For all the focus on the songs, Whitecross is even more fascinated by the majestic scores, which form the backbone of his film. “I love all the songs but what really appeals to me is the classical side of things and the soundtracks, the history of John Barry going all the way to Hans Zimmer,” he says. “That seemed an area that hadn’t been covered that well on film. And, in a nerdy way, I’m obsessed with what that process is like, so to have Tom Newman, Hans Zimmer or David Arnold break down and anatomise what they do was amazing.
“If we had a longer running time I’d have liked to have done a whole section on David Arnold and Casino Royale in particular. I love the music for Casino Royale and David was such an excellent contributor to our film. It was very hard not to make the film a documentary entirely about John Barry,” laughs Whitecross. “He was such a genius and I am such a fan. I love On Her Majesty’s Secret Service with ‘We Have All the Time In The World’. That score is almost like a test case of why the music is so important to Bond.

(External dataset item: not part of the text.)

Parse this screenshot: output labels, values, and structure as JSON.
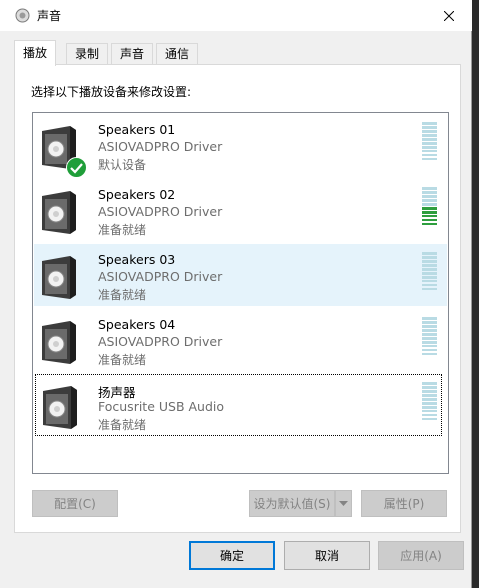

“If you’re changing the face of Bond, as they did after Sean Connery left, it’s the music that helps give the film so much of its identity,” he says. “Connery might have gone but the music told the audience they’re still in safe hands; this is still the same man. Barry had to fight doubly hard on that film and that’s why many people say it’s the greatest Bond score.
Monty Norman’s ‘James Bond Theme’ is, of course, another vital component of The Sound of 007, and it features early in the film. “Again, it would have been so easy to focus so much time on that story,” Whitecross says. It is, after all, the ‘James Bond Theme’ that provides the audience with such an important anchor, launching them immediately into the hero’s world.
“We dug into the archives and tapped up Monty and his wife, Rina, and it was great to show some of the programmes from his early musicals. Sadly, Monty passed very recently but we were able to talk to him and to conduct the last interview he ever did. That was such a rewarding part of such a brilliant project. Being able to make a film about my favourite film music has been a truly wonderful experience.”
Mat Whitecross has directed films and music videos for artists including Coldplay, The Rolling Stones, Take That and Jay-Z. He won widespread acclaim for his Ian Dury biopic Sex & Drugs & Rock & Roll, as well as the music documentaries Oasis: Supersonic and Coldplay: A Head Full of Dreams. He also directed the four-part drama Fleming about the life of the James Bond author
Watch The Sound of 007 here.